How they all deal with that – both from the older and the younger side of the equation – is what makes “Nancy F***ing Reagan” a fun ride. With all these heavy issues whirling around them, its characters respond by immediately finding their own stake in the game and making it all about them; that’s exactly what humans do, of course, and that’s why Hurewitz’s script can be so laugh-out-loud funny while still getting its points across about unrelentingly dire issues.
Buried under all the satire and snark, too, there is an exploration of the uncomfortable (for some, anyway) notions that, no matter how heinous a person’s actions may have been, forgiveness is necessary if we want to move forward (though sometimes, maybe, we have to make one final, dramatic statement before it happens), and that when it comes to changing the system, sometimes the choice between two courses of action should be “both.”
Such deceptively centrist-seeming viewpoints don’t distract, however, from the enjoyment we get from watching these characters spar throughout the action – and the actors who expertly play them. Scholl, as David, is the hub of the show, and cannily crafts his performance to highlight the constancy in his persona, the steadfast refusal to let go of something that matters to him – even if that means he spends a lot of time whining. Hilariously whining, to be clear; he does a great job of personifying that guy we all know, who we might even pity in some way because he always seems so damn miserable under all those quips and barbs, and letting us laugh both with and at him. Then he takes us along on a redemptive journey in which he allows himself to be as surprised by it as we are. It’s a funny performance, sure, but its deeper than it seems, and braver, too.
Tinsley, as Maggie, is an excellent counter to his energy, yet entwined with it, too, as she establishes a strong, grounding presence that somehow manages to persist even as a few setbacks (and a few more drinks) reveal a tempest within. Smith, as Jason, brings an archness that gives a touch of meanness to his wit, but he also brings a warmth that makes us like him anyway; Alembert, as his younger flame, makes it clear from his first entrance that he’s not just there to pose shirtless and say clueless things – he’s a passionate, intelligent, independent man, and it elevates this potential cliché of a character into a welcome and integral part of the action.
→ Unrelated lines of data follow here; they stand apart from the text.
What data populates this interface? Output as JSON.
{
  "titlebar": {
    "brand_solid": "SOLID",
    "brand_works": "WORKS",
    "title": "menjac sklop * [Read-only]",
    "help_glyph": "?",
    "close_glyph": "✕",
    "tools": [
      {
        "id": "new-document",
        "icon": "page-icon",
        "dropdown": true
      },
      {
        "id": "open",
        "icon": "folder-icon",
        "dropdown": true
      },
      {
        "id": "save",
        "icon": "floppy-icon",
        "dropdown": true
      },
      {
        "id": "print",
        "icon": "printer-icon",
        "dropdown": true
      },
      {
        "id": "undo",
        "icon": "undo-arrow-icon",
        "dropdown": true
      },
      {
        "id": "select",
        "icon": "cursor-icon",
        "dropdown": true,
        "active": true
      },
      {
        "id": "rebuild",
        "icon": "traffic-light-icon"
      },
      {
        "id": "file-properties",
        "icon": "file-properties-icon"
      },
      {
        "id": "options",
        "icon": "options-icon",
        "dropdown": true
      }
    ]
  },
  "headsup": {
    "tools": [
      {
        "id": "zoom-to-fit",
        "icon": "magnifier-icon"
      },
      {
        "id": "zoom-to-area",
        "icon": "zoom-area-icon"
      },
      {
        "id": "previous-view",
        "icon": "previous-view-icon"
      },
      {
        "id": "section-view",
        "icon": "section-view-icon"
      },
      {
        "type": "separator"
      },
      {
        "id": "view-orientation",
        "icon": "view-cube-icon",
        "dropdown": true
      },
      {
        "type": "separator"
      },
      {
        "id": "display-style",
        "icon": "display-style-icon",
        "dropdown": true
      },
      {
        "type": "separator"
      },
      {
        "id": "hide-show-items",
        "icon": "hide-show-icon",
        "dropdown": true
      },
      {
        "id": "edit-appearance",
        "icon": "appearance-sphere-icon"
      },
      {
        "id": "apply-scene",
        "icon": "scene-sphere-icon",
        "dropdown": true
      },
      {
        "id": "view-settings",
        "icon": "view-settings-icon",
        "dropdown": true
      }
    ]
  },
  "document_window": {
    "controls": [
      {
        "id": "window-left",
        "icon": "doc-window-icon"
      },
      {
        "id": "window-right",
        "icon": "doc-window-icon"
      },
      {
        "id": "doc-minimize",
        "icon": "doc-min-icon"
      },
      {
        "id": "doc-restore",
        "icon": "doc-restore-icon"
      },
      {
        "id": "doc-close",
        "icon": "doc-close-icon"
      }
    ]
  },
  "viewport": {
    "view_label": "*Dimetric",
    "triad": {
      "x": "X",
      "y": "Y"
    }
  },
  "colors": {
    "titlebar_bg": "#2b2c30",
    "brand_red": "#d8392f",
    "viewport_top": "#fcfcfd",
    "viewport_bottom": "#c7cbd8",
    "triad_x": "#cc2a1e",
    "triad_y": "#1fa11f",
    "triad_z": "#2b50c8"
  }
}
Sande – as hubby Richard, a recent retiree now diving into a writing career – gets to serve as a sort of chorus to all the turmoil, both part of and somehow removed from it, and delights us with his charm and authenticity as he comments on (both literally and through the contrast of his freshly-revived lust for life) the goings-on throughout; representing the generation on the other end of the spectrum, Quinley, as Allison, delivers a solid portrayal of a strong and impassioned woman of color that avoids turning her into a stereotype by showing us the not-quite-sure-of-herself young person underneath.
Add in unflappable TV reporter Erica (played with surgical skill by Amy Kersten), whose broadcasted new segments pop in every so often to keep everyone up to date on the status of Mrs. Reagan’s body, and you have a tight, talented, and hilarious ensemble cast; under the experienced directorial hand of L.A. theater veteran Larry Margo, they make “Nancy F***ing Reagan” a hilariously confrontational joy that is worthy of the boldness of its title.
“Nancy F***ing Reagan” runs through August 4 at the Secret Rose Theatre in North Hollywood. For details and more information go here.